**MATERIAL PROVIDED:**
* * *

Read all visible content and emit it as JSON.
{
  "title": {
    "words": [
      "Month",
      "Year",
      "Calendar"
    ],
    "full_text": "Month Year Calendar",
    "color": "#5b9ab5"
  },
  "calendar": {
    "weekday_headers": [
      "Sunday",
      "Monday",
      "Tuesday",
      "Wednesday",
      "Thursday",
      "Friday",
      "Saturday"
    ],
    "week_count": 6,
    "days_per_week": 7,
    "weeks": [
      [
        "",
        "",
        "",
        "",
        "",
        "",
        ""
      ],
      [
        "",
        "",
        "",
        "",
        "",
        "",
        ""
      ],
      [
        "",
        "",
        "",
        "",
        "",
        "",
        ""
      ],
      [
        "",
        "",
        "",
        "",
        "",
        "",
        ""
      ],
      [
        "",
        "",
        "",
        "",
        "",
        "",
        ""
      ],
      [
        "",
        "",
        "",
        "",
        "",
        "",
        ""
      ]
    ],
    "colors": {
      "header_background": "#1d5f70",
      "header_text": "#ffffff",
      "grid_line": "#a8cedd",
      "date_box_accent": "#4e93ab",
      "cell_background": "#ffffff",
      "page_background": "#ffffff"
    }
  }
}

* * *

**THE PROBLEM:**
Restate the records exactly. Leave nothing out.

**YOUR SOLUTION:**
Read all visible content and emit it as JSON.
{
  "title": {
    "words": [
      "Month",
      "Year",
      "Calendar"
    ],
    "full_text": "Month Year Calendar",
    "color": "#5b9ab5"
  },
  "calendar": {
    "weekday_headers": [
      "Sunday",
      "Monday",
      "Tuesday",
      "Wednesday",
      "Thursday",
      "Friday",
      "Saturday"
    ],
    "week_count": 6,
    "days_per_week": 7,
    "weeks": [
      [
        "",
        "",
        "",
        "",
        "",
        "",
        ""
      ],
      [
        "",
        "",
        "",
        "",
        "",
        "",
        ""
      ],
      [
        "",
        "",
        "",
        "",
        "",
        "",
        ""
      ],
      [
        "",
        "",
        "",
        "",
        "",
        "",
        ""
      ],
      [
        "",
        "",
        "",
        "",
        "",
        "",
        ""
      ],
      [
        "",
        "",
        "",
        "",
        "",
        "",
        ""
      ]
    ],
    "colors": {
      "header_background": "#1d5f70",
      "header_text": "#ffffff",
      "grid_line": "#a8cedd",
      "date_box_accent": "#4e93ab",
      "cell_background": "#ffffff",
      "page_background": "#ffffff"
    }
  }
}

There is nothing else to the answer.